LICENSE
README.md
setup.py

README.md

Ceph Libvirt Clusterer

Build a dev/test cluster of not-yet-Ceph nodes on a hypervisor running libvirt and KVM.

If you are planning on writing Ceph code or writing applications that use Ceph, you're going to want a small cluster for development and testing. If you're running Linux with libvirt and KVM, this tool can help you provision such a cluster.

This tool only handles virtual machine creation. Once the virtual machines are built, you can use ceph-deploy, puppet, chef, or ansible to do the Ceph configuration.

Installation

Prerequisites

On Ubuntu/Debian machines:

sudo apt-get install python-libvirt python-virtualenv

On RHEL/CentOS machines:

# (coming soon... installing a RHEL system to test...)
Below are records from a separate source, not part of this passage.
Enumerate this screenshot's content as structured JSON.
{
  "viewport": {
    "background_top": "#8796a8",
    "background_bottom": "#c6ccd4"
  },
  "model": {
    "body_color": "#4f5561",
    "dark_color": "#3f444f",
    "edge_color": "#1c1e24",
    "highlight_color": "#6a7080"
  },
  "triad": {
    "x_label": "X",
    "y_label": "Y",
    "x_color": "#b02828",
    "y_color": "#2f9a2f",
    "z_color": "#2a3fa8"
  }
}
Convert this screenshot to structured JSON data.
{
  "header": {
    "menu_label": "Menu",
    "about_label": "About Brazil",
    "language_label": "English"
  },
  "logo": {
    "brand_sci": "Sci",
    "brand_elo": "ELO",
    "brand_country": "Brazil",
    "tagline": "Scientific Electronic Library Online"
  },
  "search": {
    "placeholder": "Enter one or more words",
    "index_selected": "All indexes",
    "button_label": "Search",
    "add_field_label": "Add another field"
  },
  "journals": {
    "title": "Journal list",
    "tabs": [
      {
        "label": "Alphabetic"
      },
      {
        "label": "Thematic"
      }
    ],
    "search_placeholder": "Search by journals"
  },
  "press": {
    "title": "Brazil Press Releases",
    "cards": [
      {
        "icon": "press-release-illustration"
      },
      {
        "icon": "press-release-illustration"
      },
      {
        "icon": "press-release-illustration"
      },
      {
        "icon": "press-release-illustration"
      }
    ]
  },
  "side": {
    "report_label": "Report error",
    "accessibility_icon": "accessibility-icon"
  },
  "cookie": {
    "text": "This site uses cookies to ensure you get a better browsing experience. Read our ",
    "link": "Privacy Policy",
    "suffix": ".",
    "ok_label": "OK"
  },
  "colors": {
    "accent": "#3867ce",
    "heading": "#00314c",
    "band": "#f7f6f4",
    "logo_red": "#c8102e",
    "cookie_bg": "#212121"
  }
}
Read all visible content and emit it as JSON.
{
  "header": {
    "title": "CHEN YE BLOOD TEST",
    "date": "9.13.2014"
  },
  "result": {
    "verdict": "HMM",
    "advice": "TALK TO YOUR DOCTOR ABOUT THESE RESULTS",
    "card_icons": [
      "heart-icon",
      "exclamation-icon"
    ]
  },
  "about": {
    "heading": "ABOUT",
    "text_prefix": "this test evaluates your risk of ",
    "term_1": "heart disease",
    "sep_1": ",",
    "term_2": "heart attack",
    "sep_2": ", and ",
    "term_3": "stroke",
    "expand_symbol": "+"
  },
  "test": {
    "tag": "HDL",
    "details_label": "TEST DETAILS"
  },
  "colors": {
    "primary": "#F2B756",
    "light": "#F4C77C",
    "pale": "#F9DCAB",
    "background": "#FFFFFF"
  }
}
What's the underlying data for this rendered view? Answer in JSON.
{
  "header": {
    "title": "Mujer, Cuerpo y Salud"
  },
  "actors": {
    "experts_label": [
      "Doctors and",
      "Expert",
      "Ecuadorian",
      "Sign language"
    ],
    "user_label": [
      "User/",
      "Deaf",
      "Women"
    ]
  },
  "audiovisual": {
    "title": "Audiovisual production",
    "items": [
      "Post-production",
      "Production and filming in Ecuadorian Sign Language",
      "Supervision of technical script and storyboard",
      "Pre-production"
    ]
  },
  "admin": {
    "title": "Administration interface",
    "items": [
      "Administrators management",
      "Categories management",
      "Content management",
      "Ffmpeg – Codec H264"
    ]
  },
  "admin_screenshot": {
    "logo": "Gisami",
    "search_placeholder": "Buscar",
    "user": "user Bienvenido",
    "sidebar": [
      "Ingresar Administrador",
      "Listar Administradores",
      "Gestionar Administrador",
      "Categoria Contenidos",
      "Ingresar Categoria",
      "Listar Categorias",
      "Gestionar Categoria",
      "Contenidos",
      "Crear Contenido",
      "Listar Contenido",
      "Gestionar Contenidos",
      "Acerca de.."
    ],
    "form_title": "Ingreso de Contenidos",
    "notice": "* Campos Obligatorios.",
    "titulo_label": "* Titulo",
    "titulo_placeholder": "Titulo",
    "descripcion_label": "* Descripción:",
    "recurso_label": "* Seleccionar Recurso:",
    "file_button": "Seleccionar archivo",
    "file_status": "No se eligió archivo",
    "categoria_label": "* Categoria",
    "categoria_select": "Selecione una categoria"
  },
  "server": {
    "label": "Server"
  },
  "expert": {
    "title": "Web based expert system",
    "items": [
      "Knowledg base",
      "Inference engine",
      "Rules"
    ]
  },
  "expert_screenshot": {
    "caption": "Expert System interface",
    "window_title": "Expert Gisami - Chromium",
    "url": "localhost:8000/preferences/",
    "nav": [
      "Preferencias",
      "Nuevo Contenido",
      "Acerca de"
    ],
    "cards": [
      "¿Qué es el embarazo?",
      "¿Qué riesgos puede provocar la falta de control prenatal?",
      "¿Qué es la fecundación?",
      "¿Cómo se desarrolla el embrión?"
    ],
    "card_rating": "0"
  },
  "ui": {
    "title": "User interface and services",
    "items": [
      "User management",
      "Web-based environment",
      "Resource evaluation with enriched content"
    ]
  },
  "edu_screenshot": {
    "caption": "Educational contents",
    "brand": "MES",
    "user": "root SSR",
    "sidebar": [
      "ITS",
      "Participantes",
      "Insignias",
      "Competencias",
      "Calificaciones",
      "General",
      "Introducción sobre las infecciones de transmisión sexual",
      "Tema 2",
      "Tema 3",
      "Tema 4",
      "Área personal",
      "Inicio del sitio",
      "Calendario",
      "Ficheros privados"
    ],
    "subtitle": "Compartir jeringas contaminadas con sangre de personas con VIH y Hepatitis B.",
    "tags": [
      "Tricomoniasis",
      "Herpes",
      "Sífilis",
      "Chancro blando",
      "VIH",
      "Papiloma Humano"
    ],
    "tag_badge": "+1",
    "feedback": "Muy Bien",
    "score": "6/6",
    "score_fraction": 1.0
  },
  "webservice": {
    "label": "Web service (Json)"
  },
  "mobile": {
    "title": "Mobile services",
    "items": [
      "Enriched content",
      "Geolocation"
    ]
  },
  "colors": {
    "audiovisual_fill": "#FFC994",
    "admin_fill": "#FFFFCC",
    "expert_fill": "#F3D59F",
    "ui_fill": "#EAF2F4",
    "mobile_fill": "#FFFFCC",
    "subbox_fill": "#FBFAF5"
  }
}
On openSUSE machines:

sudo zypper install libvirt-python python-virtualenv

Clone the code and install:

git clone https://github.com/timfreund/ceph-libvirt-clusterer.git
cd ceph-libvirt-clusterer
virtualenv --system-site-packages venv
. venv/bin/activate
python setup.py develop

Usage

Before you use cephlvc, you need a machine image that the rest of your cluster will be built with. I built this tool to test openSUSE's Ceph Enterprise Storage, so I have a virtual machine named opensuse-ceph-template with the following attributes:

  • ceph user is created
  • ceph user has a SSH key
  • ceph user's public key is in the ceph user's authorized_keys file
  • ceph user is configured for passwordless sudo
  • emacs is installed (not strictly necessary :-) )

Right now there's an API. A command line interface is planned.

import cephlvc
import libvirt

cluster = cephlvc.Cluster(name='cephdemo',
    template_domain_name='opensuse-ceph-template',
    virtcon=libvirt.open())

for x in range(0, 4):
    cluster.add_domain(data_volume_count=3, data_volume_size=8192)

cluster.power_on()

# at this point you're going to want to know the IP addresses of the machines:
cluster.print_ip_addresses()
# work, work, work, work, work
cluster.power_off()

That code will create 4 machines:

  • cephdemo-00
  • cephdemo-01
  • cephdemo-02
  • cephdemo-03

And each machine will have three data volumes of 8GB.